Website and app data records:
• • • • • • •
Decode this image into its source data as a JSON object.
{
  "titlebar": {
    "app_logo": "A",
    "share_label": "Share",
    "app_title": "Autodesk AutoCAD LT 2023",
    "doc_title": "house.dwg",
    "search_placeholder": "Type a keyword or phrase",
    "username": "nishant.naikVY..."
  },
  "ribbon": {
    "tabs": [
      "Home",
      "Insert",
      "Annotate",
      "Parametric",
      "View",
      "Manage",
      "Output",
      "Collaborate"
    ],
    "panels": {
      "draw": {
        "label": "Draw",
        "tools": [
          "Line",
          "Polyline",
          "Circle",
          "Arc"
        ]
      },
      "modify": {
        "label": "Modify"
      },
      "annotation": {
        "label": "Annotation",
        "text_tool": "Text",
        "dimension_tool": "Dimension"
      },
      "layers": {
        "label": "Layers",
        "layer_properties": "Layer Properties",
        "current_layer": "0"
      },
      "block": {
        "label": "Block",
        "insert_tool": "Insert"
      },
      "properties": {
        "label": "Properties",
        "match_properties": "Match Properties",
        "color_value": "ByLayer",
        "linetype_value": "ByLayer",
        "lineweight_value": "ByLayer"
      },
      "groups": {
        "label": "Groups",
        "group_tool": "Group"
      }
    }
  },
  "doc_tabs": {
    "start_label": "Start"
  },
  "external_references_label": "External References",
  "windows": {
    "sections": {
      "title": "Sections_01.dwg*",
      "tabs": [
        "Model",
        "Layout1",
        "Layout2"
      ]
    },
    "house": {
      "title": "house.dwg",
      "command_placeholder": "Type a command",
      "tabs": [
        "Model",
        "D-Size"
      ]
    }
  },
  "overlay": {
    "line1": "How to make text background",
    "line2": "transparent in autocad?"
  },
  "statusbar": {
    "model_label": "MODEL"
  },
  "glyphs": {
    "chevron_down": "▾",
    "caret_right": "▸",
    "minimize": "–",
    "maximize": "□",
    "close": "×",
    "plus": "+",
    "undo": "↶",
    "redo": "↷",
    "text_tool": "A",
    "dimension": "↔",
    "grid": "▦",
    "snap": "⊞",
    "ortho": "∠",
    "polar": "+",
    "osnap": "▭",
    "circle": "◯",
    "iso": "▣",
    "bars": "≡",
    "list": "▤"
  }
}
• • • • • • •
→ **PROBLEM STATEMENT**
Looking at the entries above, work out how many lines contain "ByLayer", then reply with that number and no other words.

→ **WORKED SOLUTION**
3